Managed futures or Commodity Trading Advisors (CTAs) are back in fashion as some of the most famous names in the space become available in the Ucits III format.
Despite their reputation, these strategies are not as mysterious as some people think.
The secret behind them is simply momentum indicators, such as price moving average or price channel breakout models. The vast majority of CTAs are trend followers, which means that when a market shows a clear uptrend, there is a strong chance that CTAs are long this market.
It is exactly the same when a market goes down and CTAs can make money on the downside, by being short. This major feature makes them interesting in terms of portfolio diversification. For example, the Barclay CTA Index was up +14.09% in 2008 when the S&P500 was down -38.49%.
The models which generate the buy or sell signals are usually no more complicated than prices crossing moving averages or exiting a channel. However, these models sometimes cover more than 100 markets over different time frames – from seconds to months.
Once a strategy has been statistically proved profitable, if is coded into the global quantitative system. This kind of system takes the emotion out of investing and places the trades on its own. There is usually no human intervention between the trade signal generation and the orders placed on the market.
But this does not mean human beings are absent from the quantitative trading process. Managers come up with ideas, test strategies and decide which ones to use, which kinds of instruments to trade, at what speed, and so on. Some managers have an emergency button which allows them to reduce risk if they think markets are behaving outside the scope of their models’ capabilities.
Quantitative strategies are often ignored by long only investors as being opaque and incomprehensible. Even specialists who focus on this niche tend to spend most of their time understanding the core of the strategy.
However, I think there are many other parts of the quantitative trading process that should be understood and evaluated. It pays to look at transaction cost models, for example, which helps determine the correct turnover rate for a strategy.
Risk models are another factor and helps keep the strategy from betting on the wrong exposures.
Finally, portfolio construction models are also key as they balance the conflicting process of generating returns, minimising transaction costs, and managing risk.
It is also worth noting that CTAs – often called managed futures funds – only trade futures contracts traded on exchanges. They do not imply any counterparty risk and are the most liquid traded instruments in the financial markets.
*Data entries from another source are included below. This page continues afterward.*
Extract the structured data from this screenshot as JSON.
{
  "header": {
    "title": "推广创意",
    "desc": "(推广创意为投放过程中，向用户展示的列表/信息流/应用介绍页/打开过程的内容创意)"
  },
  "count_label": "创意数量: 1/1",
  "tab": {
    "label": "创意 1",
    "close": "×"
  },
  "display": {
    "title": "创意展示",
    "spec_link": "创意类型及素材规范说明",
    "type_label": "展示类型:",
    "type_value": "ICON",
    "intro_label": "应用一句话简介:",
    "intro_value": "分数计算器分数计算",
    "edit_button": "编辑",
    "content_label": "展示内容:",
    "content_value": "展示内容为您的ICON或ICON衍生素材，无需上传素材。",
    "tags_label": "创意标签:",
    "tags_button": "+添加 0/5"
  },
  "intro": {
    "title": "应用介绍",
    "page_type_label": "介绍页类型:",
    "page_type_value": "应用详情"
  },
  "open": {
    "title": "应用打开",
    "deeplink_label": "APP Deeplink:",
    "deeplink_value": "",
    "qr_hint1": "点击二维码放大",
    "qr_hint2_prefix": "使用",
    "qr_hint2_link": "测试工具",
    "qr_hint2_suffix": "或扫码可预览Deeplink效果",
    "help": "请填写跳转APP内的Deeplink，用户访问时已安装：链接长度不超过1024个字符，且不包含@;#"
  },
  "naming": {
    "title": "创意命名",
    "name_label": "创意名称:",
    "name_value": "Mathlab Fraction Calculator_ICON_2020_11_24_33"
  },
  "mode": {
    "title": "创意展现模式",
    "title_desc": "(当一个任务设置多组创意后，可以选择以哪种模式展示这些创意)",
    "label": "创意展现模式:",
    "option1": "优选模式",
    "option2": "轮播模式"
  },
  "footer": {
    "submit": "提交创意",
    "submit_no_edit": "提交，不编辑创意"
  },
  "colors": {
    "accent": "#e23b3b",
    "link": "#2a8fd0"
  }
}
The counterparty is the clearing house of the exchange. What makes the strategy also very compelling is the fact that losses are realised through the mechanism of margin calls.
Recently some investment banks structured Ucits III funds with daily or weekly liquidity based on managed accounts of CTAs. These Ucits III funds are not very different from the original funds, except that they have to comply with the investment restrictions imposed by the Ucits III framework.
One example is the rule of a 35% limit per silo (or market). But this will be rare with CTAs as embedded risk management models would rarely let the exposure of a given market be more than 35% of the fund.
The cash management of Ucits III funds might also differ from what exists at the offshore fund level, while fees may also be higher as the investment bank structuring the fund will take its cut.
In terms of diversification, since 1990 the correlation of the Barclay CTA Index with the S&P500 was -0.12 and with the Barclays aggregate Bond index it was +0.17.
But overall CTAs in a Ucits III format offer an interesting opportunity for long only investors, as true diversifiers which you can rely on when markets go south are hard to find.
Olivier Baumgartner-Bezelgues, CAIA, CIIA, is an independent hedge fund consultant. His email address is firstname.lastname@example.org
This article originally appeared in the September issue of Citywire Global.